Ok, so I finished Briar Rose by Jane Yolen about a month ago, but I’ve finally got around to posting this review.
First of all, Briar Rose is a novel text under the Standard English Module B – Close Study of Text.
Like The Curious Incident of the Dog in the Night-Time, this novel is a really easy young adult read. It’s straight forward, uses dialogue and not much in the way of complicated symbolism or metaphors. Personally, I found it a bit too simplistic as a text and the fairytale metaphor overused, but that’s probably because I’ve seen it done elsewhere. For example, the idea of fairytales as metaphors has been done before in Supernatural and Buffy, funnily enough. But was using Briar Rose for the Holocaust clever? Possibly, but I didn’t think particularly so.
However, what I did enjoy reading about this book was what you learn about the experiences of the Holocaust survivors/victims. Usually, you’d expect a book about the Holocaust to be incredibly grim and horrific, and often you don’t even want to pick up the book! But Yolen’s novel manages to tell the story in a way that is both emotional and horrific, but not entirely repulsive to the faint-hearted reader. In particular, I really enjoyed Potoki’s section of the story, because you get this great insight into ideas about survival and heroism. I felt that Potoki was probably the most ‘fleshed out’ character in the novel.

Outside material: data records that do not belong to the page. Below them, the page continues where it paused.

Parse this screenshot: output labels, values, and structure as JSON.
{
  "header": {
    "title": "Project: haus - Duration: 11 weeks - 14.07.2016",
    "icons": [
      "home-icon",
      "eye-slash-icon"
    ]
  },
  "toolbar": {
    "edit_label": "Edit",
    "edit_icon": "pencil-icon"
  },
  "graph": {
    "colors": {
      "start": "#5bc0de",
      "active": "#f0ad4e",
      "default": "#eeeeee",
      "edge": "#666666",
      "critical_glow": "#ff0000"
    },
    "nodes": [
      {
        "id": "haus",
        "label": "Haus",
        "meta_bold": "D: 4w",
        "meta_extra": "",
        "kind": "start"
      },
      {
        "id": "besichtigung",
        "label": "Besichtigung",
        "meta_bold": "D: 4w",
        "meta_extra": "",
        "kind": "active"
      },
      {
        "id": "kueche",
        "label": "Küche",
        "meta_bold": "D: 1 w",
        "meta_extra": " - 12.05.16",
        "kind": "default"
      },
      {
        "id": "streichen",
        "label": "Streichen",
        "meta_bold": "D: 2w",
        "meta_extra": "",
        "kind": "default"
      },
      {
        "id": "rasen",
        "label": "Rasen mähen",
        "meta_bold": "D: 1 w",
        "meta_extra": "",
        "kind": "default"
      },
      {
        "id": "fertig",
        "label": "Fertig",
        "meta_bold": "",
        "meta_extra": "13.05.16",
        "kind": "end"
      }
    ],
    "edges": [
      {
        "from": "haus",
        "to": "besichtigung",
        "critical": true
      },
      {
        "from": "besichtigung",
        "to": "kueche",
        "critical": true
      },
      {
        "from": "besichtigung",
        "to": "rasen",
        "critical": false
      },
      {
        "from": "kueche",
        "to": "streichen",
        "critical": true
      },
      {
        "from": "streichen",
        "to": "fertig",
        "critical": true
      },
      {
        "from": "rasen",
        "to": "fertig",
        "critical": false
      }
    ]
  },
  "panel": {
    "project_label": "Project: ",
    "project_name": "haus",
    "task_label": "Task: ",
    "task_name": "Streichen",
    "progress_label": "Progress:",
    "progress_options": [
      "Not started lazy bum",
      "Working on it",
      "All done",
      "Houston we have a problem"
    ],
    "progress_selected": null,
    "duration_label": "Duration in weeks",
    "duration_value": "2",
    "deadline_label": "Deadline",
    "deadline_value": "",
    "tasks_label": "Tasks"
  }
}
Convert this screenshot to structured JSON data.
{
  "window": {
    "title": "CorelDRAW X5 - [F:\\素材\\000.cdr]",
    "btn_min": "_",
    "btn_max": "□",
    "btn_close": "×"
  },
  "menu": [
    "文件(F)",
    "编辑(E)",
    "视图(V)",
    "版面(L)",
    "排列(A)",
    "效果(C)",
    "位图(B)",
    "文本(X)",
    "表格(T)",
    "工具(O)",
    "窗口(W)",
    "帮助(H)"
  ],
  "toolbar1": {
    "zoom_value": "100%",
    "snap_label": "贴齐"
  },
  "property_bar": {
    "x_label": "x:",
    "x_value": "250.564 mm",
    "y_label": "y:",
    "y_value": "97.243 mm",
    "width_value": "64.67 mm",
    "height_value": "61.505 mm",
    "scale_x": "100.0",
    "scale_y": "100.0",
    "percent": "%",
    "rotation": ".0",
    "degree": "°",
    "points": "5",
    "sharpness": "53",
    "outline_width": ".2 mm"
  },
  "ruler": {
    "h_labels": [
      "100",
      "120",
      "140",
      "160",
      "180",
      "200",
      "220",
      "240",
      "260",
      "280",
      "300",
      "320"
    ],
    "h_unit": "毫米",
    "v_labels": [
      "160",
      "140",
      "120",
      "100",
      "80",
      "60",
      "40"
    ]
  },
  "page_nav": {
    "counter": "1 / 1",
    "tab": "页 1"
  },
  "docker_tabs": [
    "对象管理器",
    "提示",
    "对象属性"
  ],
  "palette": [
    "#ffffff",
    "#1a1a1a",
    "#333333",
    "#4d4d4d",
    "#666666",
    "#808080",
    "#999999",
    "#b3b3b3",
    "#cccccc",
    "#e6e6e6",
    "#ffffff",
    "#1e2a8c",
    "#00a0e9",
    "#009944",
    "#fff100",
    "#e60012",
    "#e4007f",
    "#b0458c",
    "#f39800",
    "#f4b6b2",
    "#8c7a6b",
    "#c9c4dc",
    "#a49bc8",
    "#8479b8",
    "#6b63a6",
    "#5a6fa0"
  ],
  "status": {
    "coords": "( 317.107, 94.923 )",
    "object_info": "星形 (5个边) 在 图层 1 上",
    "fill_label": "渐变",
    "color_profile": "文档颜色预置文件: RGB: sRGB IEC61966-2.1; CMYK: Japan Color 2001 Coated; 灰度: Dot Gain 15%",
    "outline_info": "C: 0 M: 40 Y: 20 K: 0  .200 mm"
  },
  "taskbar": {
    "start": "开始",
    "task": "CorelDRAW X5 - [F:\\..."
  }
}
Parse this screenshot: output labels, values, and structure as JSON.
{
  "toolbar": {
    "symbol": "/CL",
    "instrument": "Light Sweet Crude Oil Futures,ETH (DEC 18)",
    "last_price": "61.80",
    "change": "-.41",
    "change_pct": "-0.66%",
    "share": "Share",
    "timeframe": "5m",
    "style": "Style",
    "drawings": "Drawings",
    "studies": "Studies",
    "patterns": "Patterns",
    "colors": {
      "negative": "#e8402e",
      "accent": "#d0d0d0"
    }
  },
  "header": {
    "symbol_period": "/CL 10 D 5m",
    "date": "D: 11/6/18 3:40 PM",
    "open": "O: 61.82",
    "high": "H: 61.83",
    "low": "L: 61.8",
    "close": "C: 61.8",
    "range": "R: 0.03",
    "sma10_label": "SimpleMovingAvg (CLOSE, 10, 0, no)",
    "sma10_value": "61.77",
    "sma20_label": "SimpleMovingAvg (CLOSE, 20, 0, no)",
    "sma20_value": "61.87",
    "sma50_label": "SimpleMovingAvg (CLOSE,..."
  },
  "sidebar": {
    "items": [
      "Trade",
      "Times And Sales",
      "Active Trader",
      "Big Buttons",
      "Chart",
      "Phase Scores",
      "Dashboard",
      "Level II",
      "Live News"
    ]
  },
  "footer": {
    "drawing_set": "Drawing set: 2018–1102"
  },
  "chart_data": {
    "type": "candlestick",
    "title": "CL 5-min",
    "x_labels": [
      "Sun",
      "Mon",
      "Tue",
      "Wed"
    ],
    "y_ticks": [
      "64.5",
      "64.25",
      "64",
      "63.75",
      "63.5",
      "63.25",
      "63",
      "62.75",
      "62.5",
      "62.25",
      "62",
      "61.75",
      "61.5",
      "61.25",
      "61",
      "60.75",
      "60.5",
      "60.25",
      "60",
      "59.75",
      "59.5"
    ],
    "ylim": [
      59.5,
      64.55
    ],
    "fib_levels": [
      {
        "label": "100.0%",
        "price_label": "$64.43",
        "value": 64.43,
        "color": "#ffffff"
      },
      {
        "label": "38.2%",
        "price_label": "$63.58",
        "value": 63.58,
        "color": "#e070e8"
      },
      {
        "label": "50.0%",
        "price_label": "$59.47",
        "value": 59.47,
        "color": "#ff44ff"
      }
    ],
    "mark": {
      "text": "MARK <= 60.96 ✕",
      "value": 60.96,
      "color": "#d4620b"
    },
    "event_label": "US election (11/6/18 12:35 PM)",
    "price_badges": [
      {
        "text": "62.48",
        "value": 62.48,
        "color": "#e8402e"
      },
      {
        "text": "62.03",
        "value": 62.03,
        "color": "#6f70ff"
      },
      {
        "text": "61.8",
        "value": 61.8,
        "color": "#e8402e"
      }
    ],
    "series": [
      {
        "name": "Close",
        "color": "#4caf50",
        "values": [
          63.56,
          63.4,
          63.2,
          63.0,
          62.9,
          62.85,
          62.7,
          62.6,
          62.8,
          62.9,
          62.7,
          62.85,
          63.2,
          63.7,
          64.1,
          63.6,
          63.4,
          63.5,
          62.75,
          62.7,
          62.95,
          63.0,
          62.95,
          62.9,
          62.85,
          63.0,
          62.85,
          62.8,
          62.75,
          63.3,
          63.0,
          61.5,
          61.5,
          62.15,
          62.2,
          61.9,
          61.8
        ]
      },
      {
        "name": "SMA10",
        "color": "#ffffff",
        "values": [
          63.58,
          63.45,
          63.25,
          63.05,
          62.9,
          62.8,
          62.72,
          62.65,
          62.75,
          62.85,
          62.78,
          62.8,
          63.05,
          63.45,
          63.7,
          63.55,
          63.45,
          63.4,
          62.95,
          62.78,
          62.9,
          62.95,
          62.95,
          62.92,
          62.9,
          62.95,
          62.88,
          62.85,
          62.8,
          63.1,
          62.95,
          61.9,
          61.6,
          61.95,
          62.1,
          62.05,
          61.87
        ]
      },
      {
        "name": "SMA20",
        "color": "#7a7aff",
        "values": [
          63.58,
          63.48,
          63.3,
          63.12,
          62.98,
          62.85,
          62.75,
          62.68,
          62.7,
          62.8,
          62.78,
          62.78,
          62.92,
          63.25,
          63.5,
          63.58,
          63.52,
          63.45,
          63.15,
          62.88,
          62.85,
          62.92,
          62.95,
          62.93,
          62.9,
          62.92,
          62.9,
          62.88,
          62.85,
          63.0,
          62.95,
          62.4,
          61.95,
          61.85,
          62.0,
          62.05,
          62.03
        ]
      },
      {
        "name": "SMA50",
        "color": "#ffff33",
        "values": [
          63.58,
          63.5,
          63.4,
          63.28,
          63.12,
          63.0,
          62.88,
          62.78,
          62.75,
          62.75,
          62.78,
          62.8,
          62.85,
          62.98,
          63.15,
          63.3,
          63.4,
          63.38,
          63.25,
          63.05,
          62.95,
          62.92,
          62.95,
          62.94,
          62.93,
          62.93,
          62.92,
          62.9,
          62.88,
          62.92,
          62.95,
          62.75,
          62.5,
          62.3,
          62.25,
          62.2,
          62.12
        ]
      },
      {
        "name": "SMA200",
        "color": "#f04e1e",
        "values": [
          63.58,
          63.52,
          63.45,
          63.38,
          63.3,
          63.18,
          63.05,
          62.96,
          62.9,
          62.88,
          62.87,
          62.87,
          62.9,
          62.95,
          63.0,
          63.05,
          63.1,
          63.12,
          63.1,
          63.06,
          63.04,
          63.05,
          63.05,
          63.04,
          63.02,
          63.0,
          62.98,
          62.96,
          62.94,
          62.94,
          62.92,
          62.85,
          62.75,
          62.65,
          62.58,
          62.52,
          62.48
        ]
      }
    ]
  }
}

The other characters, including Becca and Gemma, I found were rather 2D. Becca in particular annoyed me, because she is portrayed in such a good light (rather fairytale-esque obviously) in comparison to her sisters. Also, the ending with Stan was very cliche.
- Good: story of Holocaust and Josef Potoki’s narrative
- Bad: Becca’s characterisation, the Stan/Becca ending
Anyone else have any thoughts on this text?